“I think what we are concerned about is making sure that everyone knows how to protect the public, knows how to protect people from staph infections, from herpes, from infectious diseases,” said Nichole Hines, vice-chair of the Kansas Board of Cosmetology.

“It’s not about keeping anyone out of cosmetology as a whole. We would like to see as many people as possible come into the profession,” Hines said.

“But we also need to make sure that we are at all times protecting the public — health and safety coming first at all times,” she said.

The Sunflower State Journal reports Len Melvin, owner of Hays Academy of Hair Design with campuses located in Hays and Salina was in agreement with the state board.

“It is important to ask ‘why is this particular service being exempted?’” Melvin said in written testimony. “Is it because individuals do not want to go through the trouble of taking the proper steps to be properly trained and licensed? Why?

“If we are serious about properly regulating beauty services to protect those receiving services, I ask this committee to not exempt this service.” 

Sam MacRoberts, litigation director for the Kansas Justice Institute

Kansas Justice Institute Litigation Director Sam MacRoberts said the safety of the procedure and consumers is not really at issue.

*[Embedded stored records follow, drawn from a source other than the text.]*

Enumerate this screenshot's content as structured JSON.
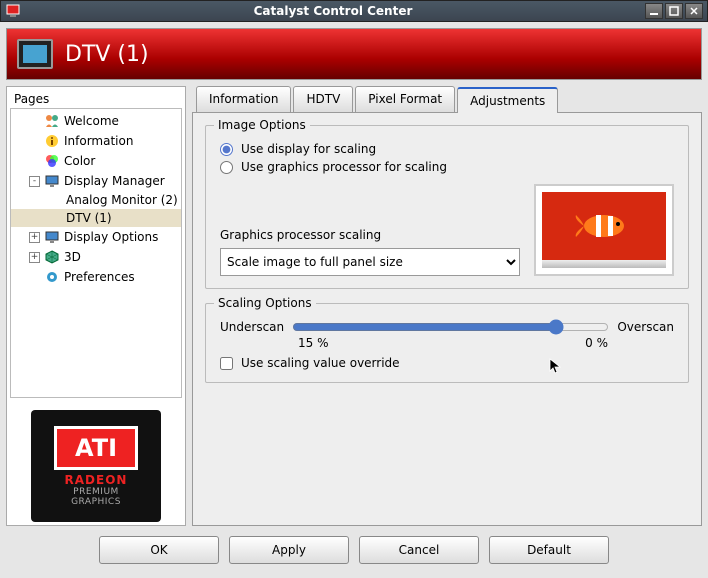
{
  "window": {
    "title": "Catalyst Control Center"
  },
  "banner": {
    "title": "DTV (1)"
  },
  "sidebar": {
    "label": "Pages",
    "nodes": [
      {
        "exp": "",
        "icon": "people",
        "label": "Welcome",
        "level": 1
      },
      {
        "exp": "",
        "icon": "info",
        "label": "Information",
        "level": 1
      },
      {
        "exp": "",
        "icon": "color",
        "label": "Color",
        "level": 1
      },
      {
        "exp": "-",
        "icon": "monitor",
        "label": "Display Manager",
        "level": 1
      },
      {
        "exp": "",
        "icon": "",
        "label": "Analog Monitor (2)",
        "level": 2
      },
      {
        "exp": "",
        "icon": "",
        "label": "DTV (1)",
        "level": 2,
        "sel": true
      },
      {
        "exp": "+",
        "icon": "monitor",
        "label": "Display Options",
        "level": 1
      },
      {
        "exp": "+",
        "icon": "3d",
        "label": "3D",
        "level": 1
      },
      {
        "exp": "",
        "icon": "gear",
        "label": "Preferences",
        "level": 1
      }
    ]
  },
  "badge": {
    "brand": "ATI",
    "line1": "RADEON",
    "line2": "PREMIUM",
    "line3": "GRAPHICS"
  },
  "tabs": [
    {
      "label": "Information"
    },
    {
      "label": "HDTV"
    },
    {
      "label": "Pixel Format"
    },
    {
      "label": "Adjustments",
      "active": true
    }
  ],
  "imageOptions": {
    "legend": "Image Options",
    "radio1": "Use display for scaling",
    "radio2": "Use graphics processor for scaling",
    "gpuLabel": "Graphics processor scaling",
    "scaleSelected": "Scale image to full panel size"
  },
  "scalingOptions": {
    "legend": "Scaling Options",
    "underscan": "Underscan",
    "overscan": "Overscan",
    "tickLeft": "15 %",
    "tickRight": "0 %",
    "sliderValue": 85,
    "overrideLabel": "Use scaling value override"
  },
  "buttons": {
    "ok": "OK",
    "apply": "Apply",
    "cancel": "Cancel",
    "default": "Default"
  }
}
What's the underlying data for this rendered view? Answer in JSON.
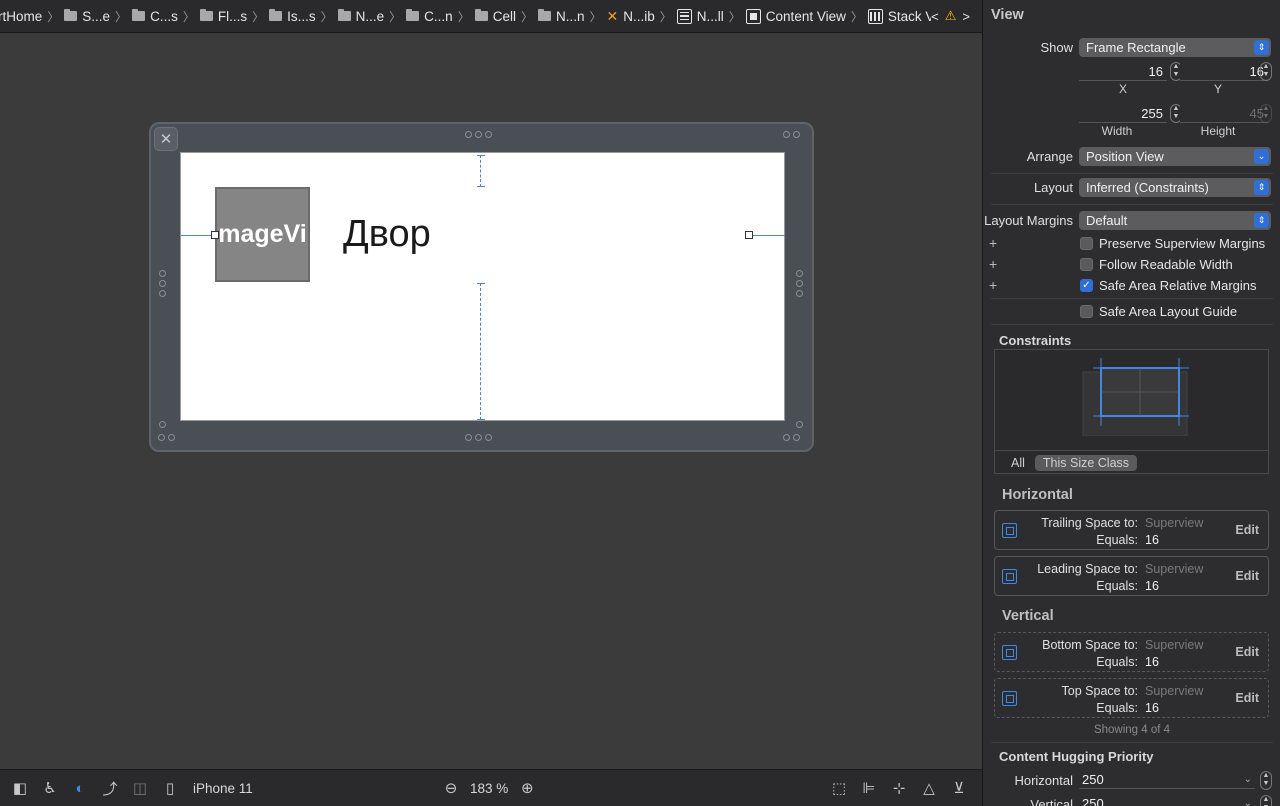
{
  "breadcrumb": {
    "items": [
      {
        "label": "rtHome",
        "icon": "none"
      },
      {
        "label": "S...e",
        "icon": "folder-icon"
      },
      {
        "label": "C...s",
        "icon": "folder-icon"
      },
      {
        "label": "Fl...s",
        "icon": "folder-icon"
      },
      {
        "label": "Is...s",
        "icon": "folder-icon"
      },
      {
        "label": "N...e",
        "icon": "folder-icon"
      },
      {
        "label": "C...n",
        "icon": "folder-icon"
      },
      {
        "label": "Cell",
        "icon": "folder-icon"
      },
      {
        "label": "N...n",
        "icon": "folder-icon"
      },
      {
        "label": "N...ib",
        "icon": "xib-icon"
      },
      {
        "label": "N...ll",
        "icon": "table-cell-icon"
      },
      {
        "label": "Content View",
        "icon": "view-icon"
      },
      {
        "label": "Stack View",
        "icon": "stack-view-icon"
      }
    ],
    "prev": "<",
    "next": ">",
    "warning": "⚠"
  },
  "canvas": {
    "image_view_label": "mageVi",
    "cell_title": "Двор"
  },
  "bottombar": {
    "device": "iPhone 11",
    "zoom_out": "⊖",
    "zoom": "183 %",
    "zoom_in": "⊕"
  },
  "inspector": {
    "title": "View",
    "show": {
      "label": "Show",
      "value": "Frame Rectangle"
    },
    "x": {
      "value": "16",
      "label": "X"
    },
    "y": {
      "value": "16",
      "label": "Y"
    },
    "width": {
      "value": "255",
      "label": "Width"
    },
    "height": {
      "value": "45",
      "label": "Height"
    },
    "arrange": {
      "label": "Arrange",
      "value": "Position View"
    },
    "layout": {
      "label": "Layout",
      "value": "Inferred (Constraints)"
    },
    "layout_margins": {
      "label": "Layout Margins",
      "value": "Default"
    },
    "checkboxes": [
      {
        "label": "Preserve Superview Margins",
        "checked": false
      },
      {
        "label": "Follow Readable Width",
        "checked": false
      },
      {
        "label": "Safe Area Relative Margins",
        "checked": true
      },
      {
        "label": "Safe Area Layout Guide",
        "checked": false
      }
    ],
    "constraints_title": "Constraints",
    "seg_all": "All",
    "seg_size_class": "This Size Class",
    "horizontal_title": "Horizontal",
    "vertical_title": "Vertical",
    "constraints": [
      {
        "label": "Trailing Space to:",
        "target": "Superview",
        "equals_label": "Equals:",
        "equals": "16",
        "edit": "Edit"
      },
      {
        "label": "Leading Space to:",
        "target": "Superview",
        "equals_label": "Equals:",
        "equals": "16",
        "edit": "Edit"
      },
      {
        "label": "Bottom Space to:",
        "target": "Superview",
        "equals_label": "Equals:",
        "equals": "16",
        "edit": "Edit"
      },
      {
        "label": "Top Space to:",
        "target": "Superview",
        "equals_label": "Equals:",
        "equals": "16",
        "edit": "Edit"
      }
    ],
    "showing": "Showing 4 of 4",
    "hugging_title": "Content Hugging Priority",
    "hug_horizontal": {
      "label": "Horizontal",
      "value": "250"
    },
    "hug_vertical": {
      "label": "Vertical",
      "value": "250"
    }
  }
}
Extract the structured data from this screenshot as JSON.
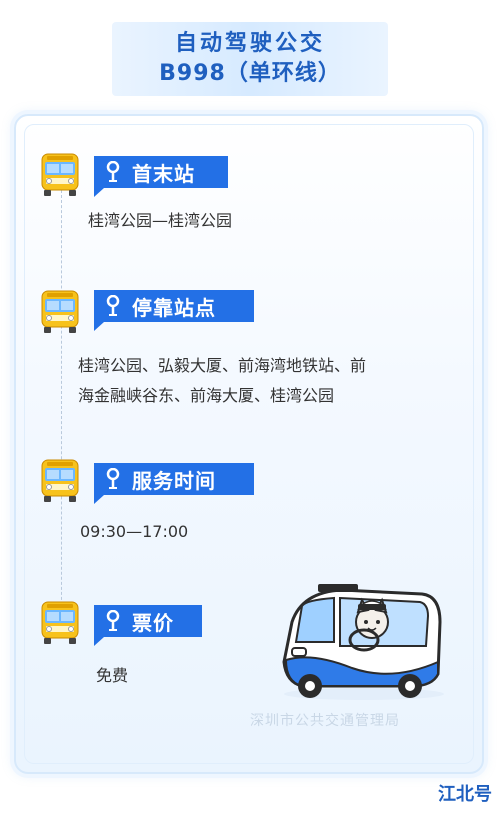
{
  "header": {
    "title_line1": "自动驾驶公交",
    "title_line2": "B998（单环线）"
  },
  "sections": [
    {
      "heading": "首末站",
      "content": "桂湾公园—桂湾公园"
    },
    {
      "heading": "停靠站点",
      "content_line1": "桂湾公园、弘毅大厦、前海湾地铁站、前",
      "content_line2": "海金融峡谷东、前海大厦、桂湾公园"
    },
    {
      "heading": "服务时间",
      "content": "09:30—17:00"
    },
    {
      "heading": "票价",
      "content": "免费"
    }
  ],
  "watermark": "深圳市公共交通管理局",
  "logo": "江北号",
  "colors": {
    "accent": "#2370e6",
    "title": "#1f5fbf",
    "bus_yellow": "#f7c21c"
  },
  "icons": {
    "bus": "bus-front-icon",
    "pin": "map-pin-icon"
  }
}
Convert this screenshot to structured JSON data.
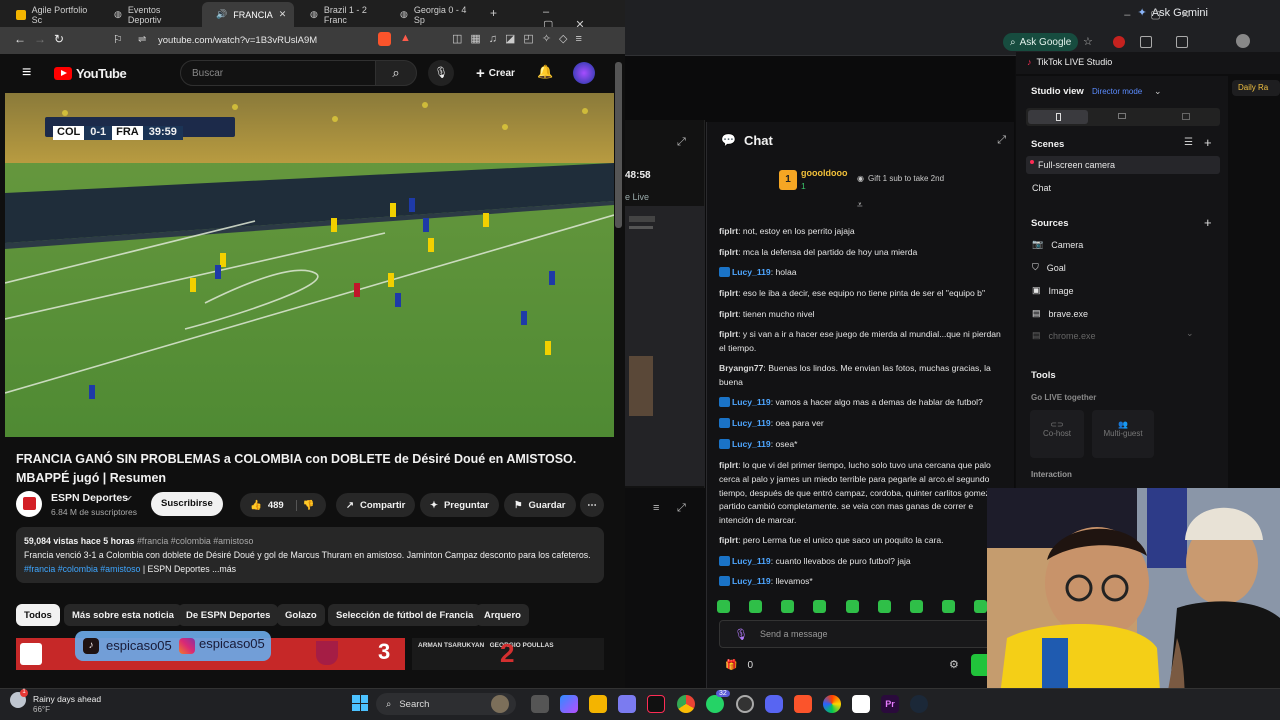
{
  "gemini": {
    "label": "Ask Gemini"
  },
  "google": {
    "ask": "Ask Google"
  },
  "tiktok_left": {
    "time": "48:58",
    "live": "e Live"
  },
  "chat": {
    "title": "Chat",
    "top_gifter": {
      "name": "goooldooo",
      "count": "1",
      "rank": "1"
    },
    "gift_hint": "Gift 1 sub to take 2nd",
    "partial_first": "fiplrt: ...",
    "messages": [
      {
        "user": "fiplrt",
        "text": "not, estoy en los perrito jajaja",
        "blue": false
      },
      {
        "user": "fiplrt",
        "text": "mca la defensa del partido de hoy una mierda",
        "blue": false
      },
      {
        "user": "Lucy_119",
        "text": "holaa",
        "blue": true
      },
      {
        "user": "fiplrt",
        "text": "eso le iba a decir, ese equipo no tiene pinta de ser el \"equipo b\"",
        "blue": false
      },
      {
        "user": "fiplrt",
        "text": "tienen mucho nivel",
        "blue": false
      },
      {
        "user": "fiplrt",
        "text": "y si van a ir a hacer ese juego de mierda al mundial...que ni pierdan el tiempo.",
        "blue": false
      },
      {
        "user": "Bryangn77",
        "text": "Buenas los lindos. Me envian las fotos, muchas gracias, la buena",
        "blue": false
      },
      {
        "user": "Lucy_119",
        "text": "vamos a hacer algo mas a demas de hablar de futbol?",
        "blue": true
      },
      {
        "user": "Lucy_119",
        "text": "oea para ver",
        "blue": true
      },
      {
        "user": "Lucy_119",
        "text": "osea*",
        "blue": true
      },
      {
        "user": "fiplrt",
        "text": "lo que vi del primer tiempo, lucho solo tuvo una cercana que palo cerca al palo y james un miedo terrible para pegarle al arco.el segundo tiempo, después de que entró campaz, cordoba, quinter carlitos gomez el partido cambió completamente. se veia con mas ganas de correr e intención de marcar.",
        "blue": false
      },
      {
        "user": "fiplrt",
        "text": "pero Lerma fue el unico que saco un poquito la cara.",
        "blue": false
      },
      {
        "user": "Lucy_119",
        "text": "cuanto llevabos de puro futbol? jaja",
        "blue": true
      },
      {
        "user": "Lucy_119",
        "text": "llevamos*",
        "blue": true
      }
    ],
    "input_placeholder": "Send a message",
    "count": "0"
  },
  "studio": {
    "title": "TikTok LIVE Studio",
    "view_label": "Studio view",
    "mode": "Director mode",
    "daily": "Daily Ra",
    "scenes_label": "Scenes",
    "scenes": [
      "Full-screen camera",
      "Chat"
    ],
    "sources_label": "Sources",
    "sources": [
      "Camera",
      "Goal",
      "Image",
      "brave.exe",
      "chrome.exe"
    ],
    "tools_label": "Tools",
    "golive": "Go LIVE together",
    "cohost": "Co-host",
    "multiguest": "Multi-guest",
    "interaction": "Interaction"
  },
  "tabs": [
    {
      "title": "Agile Portfolio Sc",
      "active": false
    },
    {
      "title": "Eventos Deportiv",
      "active": false
    },
    {
      "title": "FRANCIA",
      "active": true
    },
    {
      "title": "Brazil 1 - 2 Franc",
      "active": false
    },
    {
      "title": "Georgia 0 - 4 Sp",
      "active": false
    }
  ],
  "address": {
    "url": "youtube.com/watch?v=1B3vRUslA9M"
  },
  "youtube": {
    "logo": "YouTube",
    "search_placeholder": "Buscar",
    "create": "Crear",
    "scoreboard": {
      "home": "COL",
      "score": "0-1",
      "away": "FRA",
      "time": "39:59"
    },
    "video_title": "FRANCIA GANÓ SIN PROBLEMAS a COLOMBIA con DOBLETE de Désiré Doué en AMISTOSO. MBAPPÉ jugó | Resumen",
    "channel": "ESPN Deportes",
    "subscribers": "6.84 M de suscriptores",
    "subscribe": "Suscribirse",
    "likes": "489",
    "share": "Compartir",
    "ask": "Preguntar",
    "save": "Guardar",
    "desc_stats": "59,084 vistas  hace 5 horas",
    "desc_tags": "#francia #colombia #amistoso",
    "desc_text": "Francia venció 3-1 a Colombia con doblete de Désiré Doué y gol de Marcus Thuram en amistoso. Jaminton Campaz desconto para los cafeteros.",
    "desc_tags2": "#francia #colombia #amistoso",
    "desc_tail": "| ESPN Deportes ...más",
    "chips": [
      "Todos",
      "Más sobre esta noticia",
      "De ESPN Deportes",
      "Golazo",
      "Selección de fútbol de Francia",
      "Arquero"
    ]
  },
  "overlay": {
    "tiktok_handle": "espicaso05",
    "ig_handle": "espicaso05"
  },
  "thumbs": {
    "badge": "3",
    "fighters": "ARMAN TSARUKYAN   GEORGIO POULLAS"
  },
  "weather": {
    "text": "Rainy days ahead",
    "temp": "66°F"
  },
  "taskbar": {
    "search": "Search",
    "badge": "32"
  }
}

“Kansas shouldn’t require 1,000 hours of expensive schooling to be able to use a piece of cotton thread to safely groom eyebrows,” MacRoberts said. “Threading is already safe. This exemption makes sense, treats threaders like braiders, and is a legislative solution to a terribly unjust and unnecessary occupational licensing regime.”

Share Now:
Print Friendly, PDF & Email

Related Articles